“Next to this, the BICEPS Network organizes innovation sessions to focus on specific solutions or challenges and to discuss these in a small and intensive co-creation workshop. In shipper-only meetings, the development of the scores in the rating system is discussed, as well as sharing of best practices on how to use the input most effectively.”
Q: What elements play a role in the Rating System?
A: “In the rating system, the emission scores play a role, as well as innovation projects that have been implemented on a.o. alternative fuels, clean technologies, waste treatment and ballast water. Also, collaborations with other chain actors and publications on sustainability have an influence on the final BICEPS score. But the Rating System is just a means, not the goal of the BICEPS Network. It also serves as a great source of input for the dialogue on innovations.”
Q: What about these innovations?

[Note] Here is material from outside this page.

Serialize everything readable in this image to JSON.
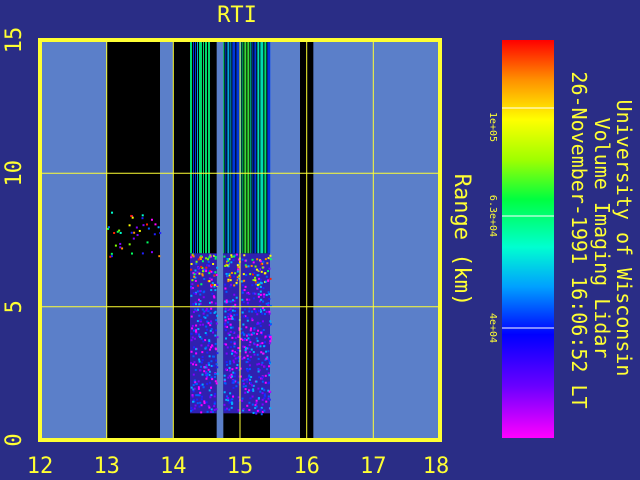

A: “By using the information as gathered in the BICEPS rating system, we know which carriers are specifically working on or are advanced in certain technologies or fuel types. Next to this, the world of solutions is seemingly unlimited. But we notice that for years already, many of those promising ideas stay in the concept phase and do not make it to a scaling-up. By making the connection between the supply of and demand for cleaner technologies or cleaner fuels, we believe we can support a faster adoption of technologies that work. Next to technology, we focus on sustainability impact of optimization in supply chains, e.g. with Port Call Optimization and on supporting the development of new financing solutions for innovations.”
Q: What is the ambition?
A: “We are currently eleven international companies. We aim to grow to 50 companies globally in the next five years and develop and support at least ten showcases of actual sustainability improvements.”
We are entering a new age of ocean freight. While there is certainly a challenge associated with incorporating the challenges, BICEPS advocates that not only will the change benefit the environment, but the industry itself. Carriers can use the BICEPS network and standards as a resource to evaluate their own performance against peers, while shippers can use it to find carriers that are best-in class on sustainable operations, in addition to compliance with forthcoming regulations.
With the Hanjin Shipping incident in the past and the deadline for the reduction of fuel emissions eighteen months away, companies are rising to the challenge of finding ways to meet the new standard. The end result will be a more futuristic, efficient, transparent industry in which all members throughout the supply chain will reap the benefits.
Walter Vermeer sums up the situation perfectly:
“By making the connection between the supply of and demand for cleaner technologies,or cleaner fuels we can support a faster adoption of technologies that work."
This industry is experiencing immense change with many stewards rising to improve all angles of this traditional market. Like our journey at Xeneta, transparency and connecting players in the industry is the key for the BICEPS network.
We wish the best of luck to the BICEPS network and proud to support the journey.